REDUCE SCREEN TIME
Spending too much time on electronic devices (smart phones, video game consoles, tablets, etc.) can disturb your child’s sleep patterns. Poor sleep patterns can lead to irritability and increase the likelihood of an angry outburst. It’s also important to monitor your teens’ electronic device habits — exposure to violent TV shows, video games, and movies can increase the likelihood of violent behavior and outbursts as well.
FIND A HEALTHY OUTLET
The ideal solution is to find a healthy outlet for your teen to channel his or her anger. It’s a way to literally turn a negative into a positive, especially if they can use the energy to improve their physical condition or practice a skill. Of course, every child is different, so they may have to try a few things before they land on something that really sparks their interest. Healthy outlets can include (but certainly aren’t limited to):
- Writing in a journal
- Playing loud, angry music
LEAD BY EXAMPLE
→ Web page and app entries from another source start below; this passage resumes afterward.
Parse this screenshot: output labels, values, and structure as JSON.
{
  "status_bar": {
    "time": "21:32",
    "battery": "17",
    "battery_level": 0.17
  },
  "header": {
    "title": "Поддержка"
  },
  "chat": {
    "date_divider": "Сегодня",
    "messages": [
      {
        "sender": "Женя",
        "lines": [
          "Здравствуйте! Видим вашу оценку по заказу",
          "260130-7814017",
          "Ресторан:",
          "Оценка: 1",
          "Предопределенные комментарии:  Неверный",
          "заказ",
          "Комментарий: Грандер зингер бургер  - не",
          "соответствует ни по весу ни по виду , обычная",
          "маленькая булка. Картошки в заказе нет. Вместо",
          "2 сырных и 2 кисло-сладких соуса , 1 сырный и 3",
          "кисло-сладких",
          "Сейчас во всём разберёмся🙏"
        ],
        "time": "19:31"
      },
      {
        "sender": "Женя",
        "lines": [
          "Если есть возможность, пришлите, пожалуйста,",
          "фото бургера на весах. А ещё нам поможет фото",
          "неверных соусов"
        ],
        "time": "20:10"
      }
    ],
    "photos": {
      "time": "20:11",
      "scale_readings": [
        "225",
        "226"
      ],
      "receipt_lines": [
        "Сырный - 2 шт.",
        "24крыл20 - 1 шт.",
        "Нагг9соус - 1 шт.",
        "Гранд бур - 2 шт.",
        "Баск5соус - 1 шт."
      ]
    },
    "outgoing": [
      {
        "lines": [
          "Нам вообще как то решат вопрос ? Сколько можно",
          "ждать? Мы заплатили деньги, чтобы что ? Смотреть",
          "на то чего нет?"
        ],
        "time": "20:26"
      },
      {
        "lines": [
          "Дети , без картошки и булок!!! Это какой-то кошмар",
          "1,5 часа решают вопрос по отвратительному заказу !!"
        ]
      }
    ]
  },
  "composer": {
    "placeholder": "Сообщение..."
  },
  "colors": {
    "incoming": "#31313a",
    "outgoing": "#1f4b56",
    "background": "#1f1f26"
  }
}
It’s important to remember that your child learns their behavior from you. If you channel your frustrations into positive activities, they will, too. On the other hand, if you fly into a rage and start shouting and throwing things, your teenage child may think that this is an appropriate emotional response to frustration. This is even more important to remember when your teen is having an angry outburst. While it may be extremely difficult to do, remaining calm during your teenage child’s outburst will set a behavioral example for them as well as help diffuse the situation.